Explosions echoed across central Harare and soldiers took over the headquarters of state broadcaster ZBC in a dramatic escalation of a dispute with President Robert Mugabe over political succession.
Some ZBC members of staff were manhandled when soldiers occupied the premises in the early hours of Wednesday, sources told Reuters.
Staff were told they "should not worry" as the soldiers were merely there to protect the site, one source said.
The reason for the blasts heard in the capital was not immediately apparent.
Earlier this week, Defence Force commander General Constantino Chiwenga warned Mr Mugabe the military would "step in" if the president continued to expel supporters of the sacked vice president from the ruling party.

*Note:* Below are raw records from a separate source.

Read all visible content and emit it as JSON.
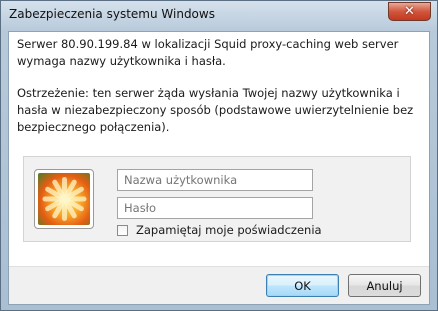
{
  "window": {
    "title": "Zabezpieczenia systemu Windows",
    "close_glyph": "✕"
  },
  "message": {
    "line1": "Serwer 80.90.199.84 w lokalizacji Squid proxy-caching web server wymaga nazwy użytkownika i hasła.",
    "line2": "Ostrzeżenie: ten serwer żąda wysłania Twojej nazwy użytkownika i hasła w niezabezpieczony sposób (podstawowe uwierzytelnienie bez bezpiecznego połączenia)."
  },
  "credentials": {
    "avatar_icon": "user-tile-flower-icon",
    "username": {
      "value": "",
      "placeholder": "Nazwa użytkownika"
    },
    "password": {
      "value": "",
      "placeholder": "Hasło"
    },
    "remember_label": "Zapamiętaj moje poświadczenia",
    "remember_checked": false
  },
  "buttons": {
    "ok": "OK",
    "cancel": "Anuluj"
  },
  "colors": {
    "accent": "#3c7fb1",
    "close": "#c2391f"
  }
}
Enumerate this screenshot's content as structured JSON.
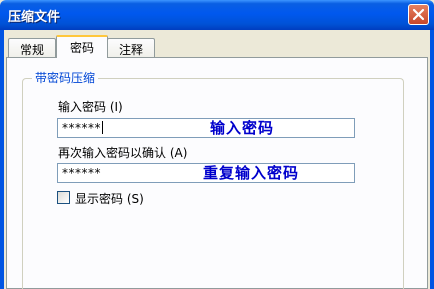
{
  "window": {
    "title": "压缩文件"
  },
  "tabs": [
    {
      "label": "常规",
      "active": false
    },
    {
      "label": "密码",
      "active": true
    },
    {
      "label": "注释",
      "active": false
    }
  ],
  "group": {
    "label": "带密码压缩"
  },
  "password": {
    "label": "输入密码 (I)",
    "value": "******",
    "annotation": "输入密码"
  },
  "confirm": {
    "label": "再次输入密码以确认 (A)",
    "value": "******",
    "annotation": "重复输入密码"
  },
  "show_password": {
    "label": "显示密码 (S)",
    "checked": false
  },
  "colors": {
    "annotation": "#0000cc",
    "title_bar": "#0054e3",
    "accent_tab": "#ffc73c"
  }
}
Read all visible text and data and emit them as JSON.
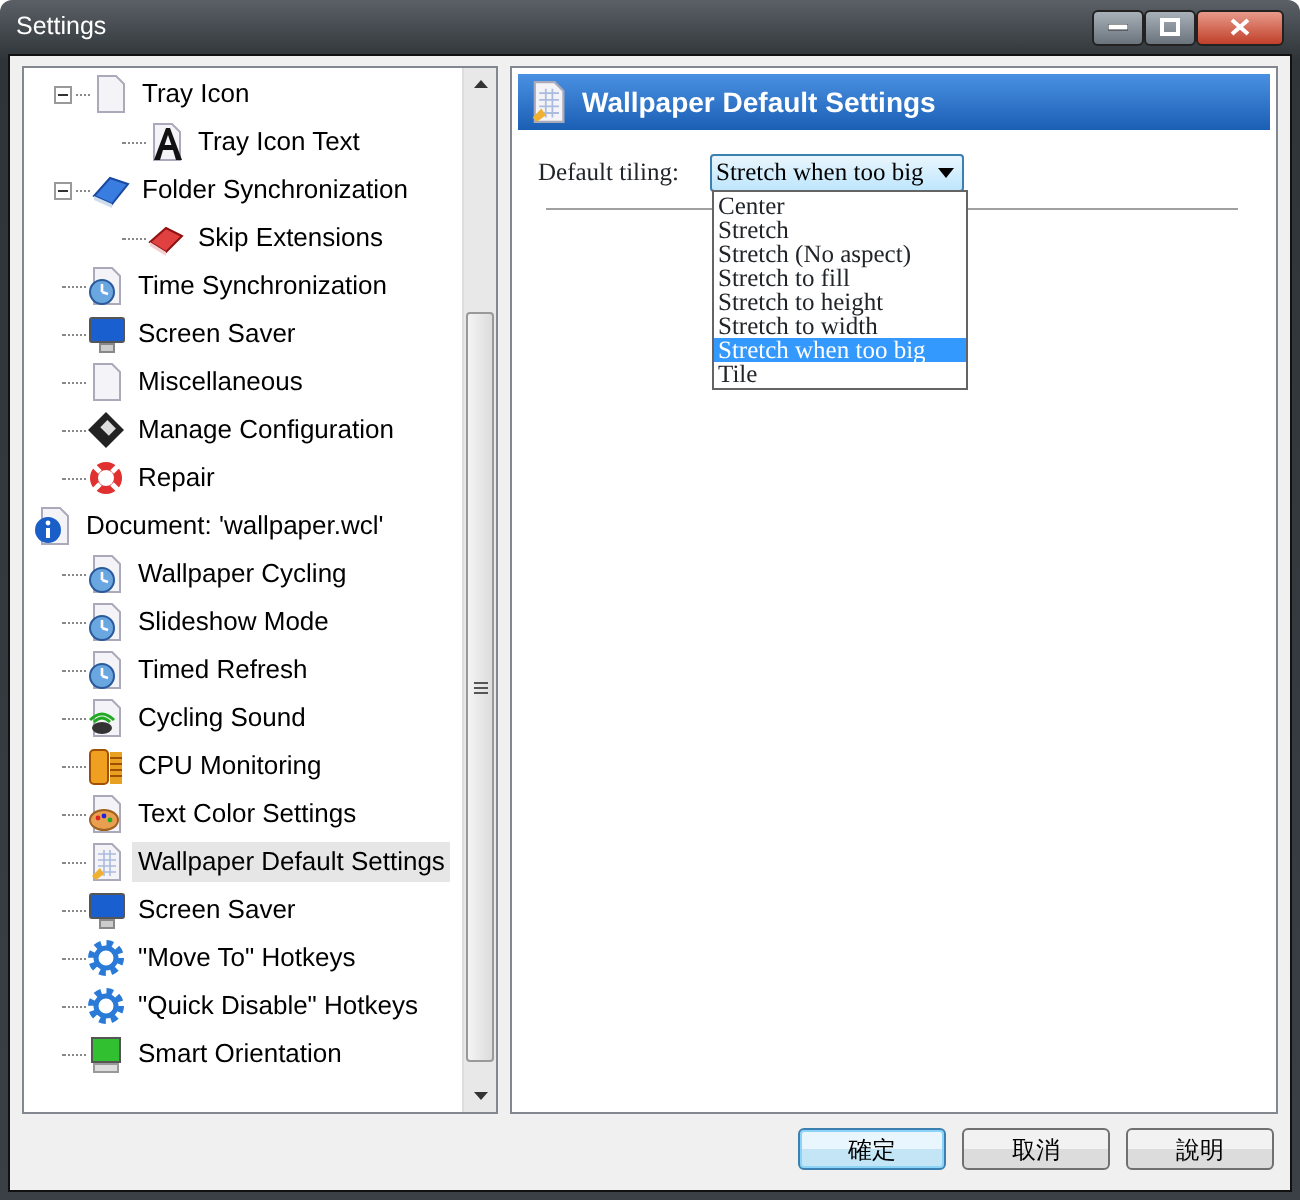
{
  "window": {
    "title": "Settings"
  },
  "tree": {
    "continued_items": [
      {
        "label": "Tray Icon",
        "kind": "page",
        "expanded": true,
        "selected": false,
        "children": [
          {
            "label": "Tray Icon Text",
            "kind": "letter",
            "selected": false
          }
        ]
      },
      {
        "label": "Folder Synchronization",
        "kind": "folder",
        "expanded": true,
        "selected": false,
        "children": [
          {
            "label": "Skip Extensions",
            "kind": "eraser",
            "selected": false
          }
        ]
      },
      {
        "label": "Time Synchronization",
        "kind": "clock",
        "selected": false
      },
      {
        "label": "Screen Saver",
        "kind": "monitor",
        "selected": false
      },
      {
        "label": "Miscellaneous",
        "kind": "page",
        "selected": false
      },
      {
        "label": "Manage Configuration",
        "kind": "disk",
        "selected": false
      },
      {
        "label": "Repair",
        "kind": "lifebuoy",
        "selected": false
      }
    ],
    "roots": [
      {
        "label": "Document: 'wallpaper.wcl'",
        "kind": "info",
        "selected": false,
        "children": [
          {
            "label": "Wallpaper Cycling",
            "kind": "clock",
            "selected": false
          },
          {
            "label": "Slideshow Mode",
            "kind": "clock",
            "selected": false
          },
          {
            "label": "Timed Refresh",
            "kind": "clock",
            "selected": false
          },
          {
            "label": "Cycling Sound",
            "kind": "sound",
            "selected": false
          },
          {
            "label": "CPU Monitoring",
            "kind": "battery",
            "selected": false
          },
          {
            "label": "Text Color Settings",
            "kind": "palette",
            "selected": false
          },
          {
            "label": "Wallpaper Default Settings",
            "kind": "sheet",
            "selected": true
          },
          {
            "label": "Screen Saver",
            "kind": "monitor",
            "selected": false
          },
          {
            "label": "\"Move To\" Hotkeys",
            "kind": "gear",
            "selected": false
          },
          {
            "label": "\"Quick Disable\" Hotkeys",
            "kind": "gear",
            "selected": false
          },
          {
            "label": "Smart Orientation",
            "kind": "screen",
            "selected": false
          }
        ]
      }
    ]
  },
  "panel": {
    "title": "Wallpaper Default Settings",
    "tiling_label": "Default tiling:",
    "tiling_value": "Stretch when too big",
    "options": [
      {
        "label": "Center",
        "selected": false
      },
      {
        "label": "Stretch",
        "selected": false
      },
      {
        "label": "Stretch (No aspect)",
        "selected": false
      },
      {
        "label": "Stretch to fill",
        "selected": false
      },
      {
        "label": "Stretch to height",
        "selected": false
      },
      {
        "label": "Stretch to width",
        "selected": false
      },
      {
        "label": "Stretch when too big",
        "selected": true
      },
      {
        "label": "Tile",
        "selected": false
      }
    ]
  },
  "buttons": [
    {
      "label": "確定",
      "default": true
    },
    {
      "label": "取消",
      "default": false
    },
    {
      "label": "說明",
      "default": false
    }
  ]
}
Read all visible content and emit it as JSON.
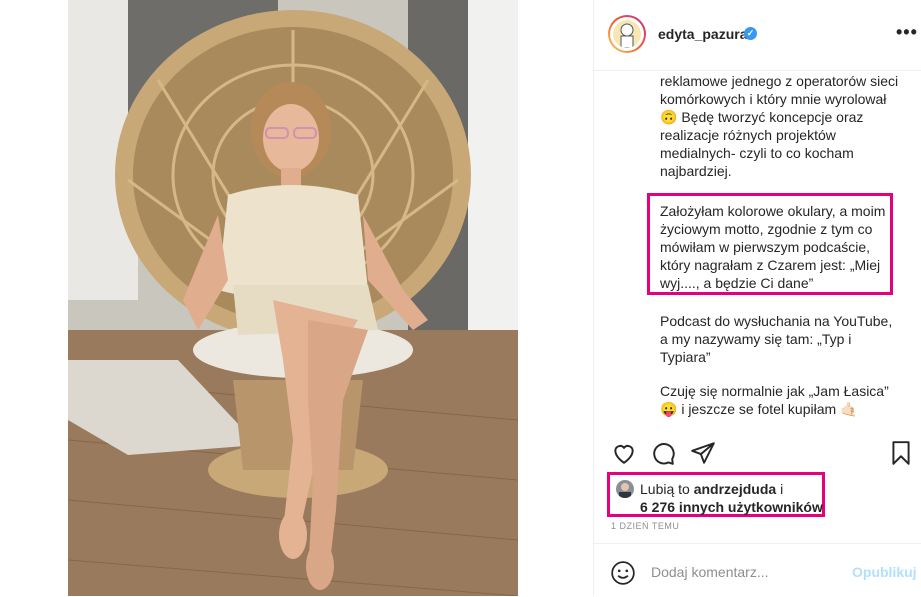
{
  "post": {
    "username": "edyta_pazura",
    "verified_badge": "✓",
    "more_options_label": "•••"
  },
  "caption": {
    "paragraph1": "reklamowe jednego z operatorów sieci komórkowych i który mnie wyrolował 🙃 Będę tworzyć koncepcje oraz realizacje różnych projektów medialnych- czyli to co kocham najbardziej.",
    "paragraph2": "Założyłam kolorowe okulary, a moim życiowym motto, zgodnie z tym co mówiłam w pierwszym podcaście, który nagrałam z Czarem jest: „Miej wyj...., a będzie Ci dane”",
    "paragraph3": "Podcast do wysłuchania na YouTube, a my nazywamy się tam: „Typ i Typiara”",
    "paragraph4": "Czuję się normalnie jak „Jam Łasica” 😛 i jeszcze se fotel kupiłam 🤙🏻"
  },
  "actions": {
    "icons": [
      "heart-icon",
      "comment-icon",
      "share-icon",
      "bookmark-icon"
    ]
  },
  "likes": {
    "prefix": "Lubią to ",
    "liker": "andrzejduda",
    "suffix": " i",
    "others": "6 276 innych użytkowników"
  },
  "timestamp": "1 DZIEŃ TEMU",
  "comment": {
    "placeholder": "Dodaj komentarz...",
    "publish_label": "Opublikuj"
  },
  "colors": {
    "highlight": "#e6007e",
    "verified": "#3897f0",
    "publish_disabled": "#b2dffc"
  }
}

The former vice president, Emmerson Mnangagwa, had long been tipped as most likely successor to the 93-year-old president, but Mr Mugabe's 52-year-old wife Grace is now vying for the job.
A Reuters reporter witnessed six armoured personnel carriers on thoroughfares on the outskirts of the capital, Harare, and soldiers told passing cars to keep moving.
The presence of troops, including the movement of armoured vehicles from a barracks northwest of Harare earlier in the day, sparked rumours of a coup against Mr Mugabe, although there was no evidence to suggest Zimbabwe's leader of the last 37 years had been toppled.
Isaac Moyo, Zimbabwe's ambassador to neighbouring South Africa, dismissed the talk, saying the government in Harare was "intact" and blaming social media for spreading false information.
"There's nothing really happening. They are just social media claims," Mr Moyo said.